Capstone Projects Finalist Showcase
The capstone projects are a core part of the program, helping Fellows apply data concepts to real world business problems.
Teams were formed of Executives (leaders of data-driven functions) and Practitioners (early-career data scientists who drove the analysis workstream) who came up with their project ideas, sourced and explored datasets, and developed interesting analyses, insights and visualizations in just six weeks.
The Fellows produced 37 projects, and we are excited to share with you the four winning projects!
Bike Blues: The Quest to Find a Ride
This team sought to understand city bike use in New York City by developing a model to predict bike under-supply. We were impressed by their novel use of data visualization, creating a working dashboard that immediately solves a real-world problem.

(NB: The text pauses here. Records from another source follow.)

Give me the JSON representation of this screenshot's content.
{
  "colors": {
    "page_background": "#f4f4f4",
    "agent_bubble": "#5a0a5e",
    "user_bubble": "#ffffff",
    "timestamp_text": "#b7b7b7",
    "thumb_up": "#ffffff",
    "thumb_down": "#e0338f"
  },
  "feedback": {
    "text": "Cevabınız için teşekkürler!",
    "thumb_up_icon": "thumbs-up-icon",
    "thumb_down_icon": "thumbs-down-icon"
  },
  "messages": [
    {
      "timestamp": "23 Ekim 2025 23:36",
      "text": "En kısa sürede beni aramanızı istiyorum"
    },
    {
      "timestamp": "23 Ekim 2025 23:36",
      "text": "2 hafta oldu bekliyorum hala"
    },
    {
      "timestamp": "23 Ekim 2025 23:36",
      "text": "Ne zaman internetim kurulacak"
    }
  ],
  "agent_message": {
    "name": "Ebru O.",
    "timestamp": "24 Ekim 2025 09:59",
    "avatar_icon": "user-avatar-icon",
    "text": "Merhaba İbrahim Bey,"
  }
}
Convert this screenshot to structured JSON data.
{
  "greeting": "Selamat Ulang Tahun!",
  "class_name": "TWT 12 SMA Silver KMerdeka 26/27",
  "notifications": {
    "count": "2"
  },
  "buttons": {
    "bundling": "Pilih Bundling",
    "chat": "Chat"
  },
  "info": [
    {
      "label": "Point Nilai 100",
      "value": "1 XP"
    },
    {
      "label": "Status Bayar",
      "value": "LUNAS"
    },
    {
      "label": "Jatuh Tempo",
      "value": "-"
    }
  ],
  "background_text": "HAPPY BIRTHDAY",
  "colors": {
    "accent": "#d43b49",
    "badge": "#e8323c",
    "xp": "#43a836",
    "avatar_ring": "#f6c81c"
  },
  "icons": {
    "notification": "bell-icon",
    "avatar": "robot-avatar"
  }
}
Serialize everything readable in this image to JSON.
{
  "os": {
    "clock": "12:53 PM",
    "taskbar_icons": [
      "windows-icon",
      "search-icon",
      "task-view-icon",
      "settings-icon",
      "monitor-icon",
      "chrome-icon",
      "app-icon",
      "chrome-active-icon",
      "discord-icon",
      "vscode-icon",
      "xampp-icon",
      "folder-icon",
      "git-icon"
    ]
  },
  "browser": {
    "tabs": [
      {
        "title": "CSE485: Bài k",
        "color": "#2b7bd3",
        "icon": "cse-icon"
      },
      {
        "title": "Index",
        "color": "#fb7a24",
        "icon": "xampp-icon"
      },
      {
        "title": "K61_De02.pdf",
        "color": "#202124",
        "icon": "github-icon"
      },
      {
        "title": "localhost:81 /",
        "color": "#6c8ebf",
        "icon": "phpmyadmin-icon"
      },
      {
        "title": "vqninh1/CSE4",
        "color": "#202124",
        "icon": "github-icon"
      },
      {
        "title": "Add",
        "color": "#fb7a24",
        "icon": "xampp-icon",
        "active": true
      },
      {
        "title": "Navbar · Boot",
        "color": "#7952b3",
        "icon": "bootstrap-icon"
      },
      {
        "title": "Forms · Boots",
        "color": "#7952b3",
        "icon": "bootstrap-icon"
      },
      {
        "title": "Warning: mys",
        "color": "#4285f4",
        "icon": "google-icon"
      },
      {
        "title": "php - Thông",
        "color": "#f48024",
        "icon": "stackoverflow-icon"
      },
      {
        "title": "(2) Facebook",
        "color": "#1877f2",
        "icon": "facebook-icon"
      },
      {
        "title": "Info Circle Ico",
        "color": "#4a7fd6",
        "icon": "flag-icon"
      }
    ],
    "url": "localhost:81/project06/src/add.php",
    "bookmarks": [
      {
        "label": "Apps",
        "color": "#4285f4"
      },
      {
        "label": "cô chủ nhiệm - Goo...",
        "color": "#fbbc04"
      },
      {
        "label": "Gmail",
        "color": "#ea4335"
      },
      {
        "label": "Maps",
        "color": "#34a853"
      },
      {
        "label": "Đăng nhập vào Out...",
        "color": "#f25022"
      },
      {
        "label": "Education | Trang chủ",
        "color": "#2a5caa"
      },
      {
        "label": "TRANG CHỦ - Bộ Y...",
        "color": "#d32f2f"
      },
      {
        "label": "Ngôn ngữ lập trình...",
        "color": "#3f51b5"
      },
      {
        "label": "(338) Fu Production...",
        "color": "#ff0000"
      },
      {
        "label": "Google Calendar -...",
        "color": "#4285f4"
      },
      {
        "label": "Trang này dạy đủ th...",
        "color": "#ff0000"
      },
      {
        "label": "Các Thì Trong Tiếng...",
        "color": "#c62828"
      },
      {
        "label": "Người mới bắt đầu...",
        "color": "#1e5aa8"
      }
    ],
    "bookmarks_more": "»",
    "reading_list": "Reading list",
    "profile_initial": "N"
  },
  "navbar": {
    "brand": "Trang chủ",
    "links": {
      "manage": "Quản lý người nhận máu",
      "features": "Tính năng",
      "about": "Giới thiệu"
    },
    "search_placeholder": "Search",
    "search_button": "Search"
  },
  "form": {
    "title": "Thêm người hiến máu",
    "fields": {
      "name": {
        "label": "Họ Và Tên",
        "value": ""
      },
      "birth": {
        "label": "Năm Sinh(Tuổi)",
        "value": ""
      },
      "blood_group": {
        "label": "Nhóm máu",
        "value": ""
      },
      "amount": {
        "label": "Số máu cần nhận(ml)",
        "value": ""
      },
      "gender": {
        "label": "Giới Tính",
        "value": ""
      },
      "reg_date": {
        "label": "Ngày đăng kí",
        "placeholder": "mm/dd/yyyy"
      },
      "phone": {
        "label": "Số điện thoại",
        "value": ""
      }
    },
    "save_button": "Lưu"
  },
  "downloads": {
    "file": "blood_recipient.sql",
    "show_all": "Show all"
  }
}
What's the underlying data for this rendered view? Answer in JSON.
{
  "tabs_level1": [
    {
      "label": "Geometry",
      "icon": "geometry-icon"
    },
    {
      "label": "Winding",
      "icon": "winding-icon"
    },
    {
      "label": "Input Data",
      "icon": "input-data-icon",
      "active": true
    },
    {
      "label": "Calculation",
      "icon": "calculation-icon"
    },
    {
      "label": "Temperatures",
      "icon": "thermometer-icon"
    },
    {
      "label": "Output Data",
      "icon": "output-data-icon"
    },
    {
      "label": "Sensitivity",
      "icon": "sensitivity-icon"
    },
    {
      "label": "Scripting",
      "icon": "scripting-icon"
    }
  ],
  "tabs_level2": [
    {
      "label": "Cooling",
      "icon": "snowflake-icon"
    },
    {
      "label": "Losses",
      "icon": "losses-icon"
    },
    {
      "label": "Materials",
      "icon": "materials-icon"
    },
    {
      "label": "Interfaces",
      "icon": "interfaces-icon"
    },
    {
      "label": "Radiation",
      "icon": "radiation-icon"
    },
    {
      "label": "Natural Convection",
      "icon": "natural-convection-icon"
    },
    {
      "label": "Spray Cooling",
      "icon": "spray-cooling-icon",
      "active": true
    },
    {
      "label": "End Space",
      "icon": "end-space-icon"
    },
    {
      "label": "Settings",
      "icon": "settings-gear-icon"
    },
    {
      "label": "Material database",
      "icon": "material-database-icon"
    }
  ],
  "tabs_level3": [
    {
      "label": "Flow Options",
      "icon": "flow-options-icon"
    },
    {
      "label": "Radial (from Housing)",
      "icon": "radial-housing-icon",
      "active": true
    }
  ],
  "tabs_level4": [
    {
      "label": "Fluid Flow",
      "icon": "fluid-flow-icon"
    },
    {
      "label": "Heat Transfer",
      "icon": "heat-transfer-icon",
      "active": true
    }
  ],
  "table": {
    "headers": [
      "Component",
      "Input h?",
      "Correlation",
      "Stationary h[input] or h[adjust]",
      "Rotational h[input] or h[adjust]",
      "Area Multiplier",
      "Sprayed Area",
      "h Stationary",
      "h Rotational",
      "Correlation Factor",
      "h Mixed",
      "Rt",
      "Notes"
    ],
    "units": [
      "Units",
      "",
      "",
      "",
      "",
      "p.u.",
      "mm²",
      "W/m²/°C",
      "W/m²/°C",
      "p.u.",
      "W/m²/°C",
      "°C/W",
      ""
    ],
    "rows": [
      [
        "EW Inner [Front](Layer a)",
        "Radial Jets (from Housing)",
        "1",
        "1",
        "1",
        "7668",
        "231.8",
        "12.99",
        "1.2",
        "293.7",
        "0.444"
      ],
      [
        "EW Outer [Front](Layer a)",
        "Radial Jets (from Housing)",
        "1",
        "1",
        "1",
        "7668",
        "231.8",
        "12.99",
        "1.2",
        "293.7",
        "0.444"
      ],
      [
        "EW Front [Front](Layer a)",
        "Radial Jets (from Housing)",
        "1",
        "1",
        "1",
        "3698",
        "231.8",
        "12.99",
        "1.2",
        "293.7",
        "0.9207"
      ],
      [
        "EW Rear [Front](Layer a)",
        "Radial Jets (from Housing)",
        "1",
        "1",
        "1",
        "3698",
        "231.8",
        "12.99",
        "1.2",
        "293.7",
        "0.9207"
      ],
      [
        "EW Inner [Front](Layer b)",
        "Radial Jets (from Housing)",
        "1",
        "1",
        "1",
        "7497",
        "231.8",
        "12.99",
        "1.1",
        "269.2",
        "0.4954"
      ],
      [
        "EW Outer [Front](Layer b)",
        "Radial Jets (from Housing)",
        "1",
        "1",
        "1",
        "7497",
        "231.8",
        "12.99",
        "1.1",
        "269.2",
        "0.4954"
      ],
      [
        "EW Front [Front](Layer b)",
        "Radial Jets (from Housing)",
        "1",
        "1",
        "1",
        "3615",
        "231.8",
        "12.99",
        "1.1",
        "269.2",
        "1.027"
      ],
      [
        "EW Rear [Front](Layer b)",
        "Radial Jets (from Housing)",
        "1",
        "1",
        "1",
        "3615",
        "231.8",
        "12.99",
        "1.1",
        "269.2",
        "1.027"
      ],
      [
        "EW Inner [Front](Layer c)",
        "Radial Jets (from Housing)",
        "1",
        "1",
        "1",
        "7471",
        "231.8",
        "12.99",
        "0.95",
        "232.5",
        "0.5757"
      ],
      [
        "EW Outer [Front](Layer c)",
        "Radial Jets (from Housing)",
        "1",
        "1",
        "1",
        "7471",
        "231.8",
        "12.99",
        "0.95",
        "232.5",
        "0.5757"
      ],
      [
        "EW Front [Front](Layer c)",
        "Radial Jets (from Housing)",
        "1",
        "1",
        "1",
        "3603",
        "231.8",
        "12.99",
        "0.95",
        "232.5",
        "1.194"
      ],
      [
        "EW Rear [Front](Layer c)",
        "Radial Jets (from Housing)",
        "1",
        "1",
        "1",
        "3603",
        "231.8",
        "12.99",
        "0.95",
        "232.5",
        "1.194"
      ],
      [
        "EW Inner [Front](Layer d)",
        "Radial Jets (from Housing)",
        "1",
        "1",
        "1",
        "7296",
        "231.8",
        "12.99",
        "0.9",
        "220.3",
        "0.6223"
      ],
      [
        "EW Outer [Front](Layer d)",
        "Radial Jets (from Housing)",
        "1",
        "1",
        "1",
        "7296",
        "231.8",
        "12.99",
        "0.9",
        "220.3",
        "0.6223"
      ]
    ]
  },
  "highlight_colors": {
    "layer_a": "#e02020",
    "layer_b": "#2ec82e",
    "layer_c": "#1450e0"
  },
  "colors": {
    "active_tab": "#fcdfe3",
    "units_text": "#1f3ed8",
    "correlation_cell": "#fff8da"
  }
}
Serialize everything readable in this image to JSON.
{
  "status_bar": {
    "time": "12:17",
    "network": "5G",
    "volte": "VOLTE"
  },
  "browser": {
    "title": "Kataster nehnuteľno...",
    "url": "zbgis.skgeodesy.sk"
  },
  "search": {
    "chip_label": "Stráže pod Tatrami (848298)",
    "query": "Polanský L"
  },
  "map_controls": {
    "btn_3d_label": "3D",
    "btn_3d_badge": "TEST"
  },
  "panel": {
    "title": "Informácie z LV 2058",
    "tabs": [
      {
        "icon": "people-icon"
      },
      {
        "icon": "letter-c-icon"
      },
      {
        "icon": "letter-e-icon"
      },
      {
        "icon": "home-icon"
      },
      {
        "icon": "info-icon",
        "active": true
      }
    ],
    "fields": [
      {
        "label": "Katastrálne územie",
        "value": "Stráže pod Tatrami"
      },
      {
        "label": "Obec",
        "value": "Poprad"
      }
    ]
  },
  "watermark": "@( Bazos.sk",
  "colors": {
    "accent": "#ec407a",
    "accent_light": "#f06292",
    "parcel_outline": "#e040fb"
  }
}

This group of Fellows sought to identify factors that make individuals more vulnerable to mental health issues. We were particularly impressed by their use of data visualization: their dashboard illuminates their analyses and identifies tactical opportunities for improvements to mental health care.
Clearing the air? Investigating London’s traffic emission charges
The team investigated data related to new traffic congestion zones in London and whether there were increases in pollutants and traffic levels specifically at the border of these zones. We would like to celebrate the impressive rigor of their data analysis.
Team members explored the use and role of prenatal care in US birth outcomes alongside demographic and socio-economic variables that predict its use. We were impressed by their thoughtful approach to a complex problem. Plus, their conclusions were clear, precise, and solutions-oriented.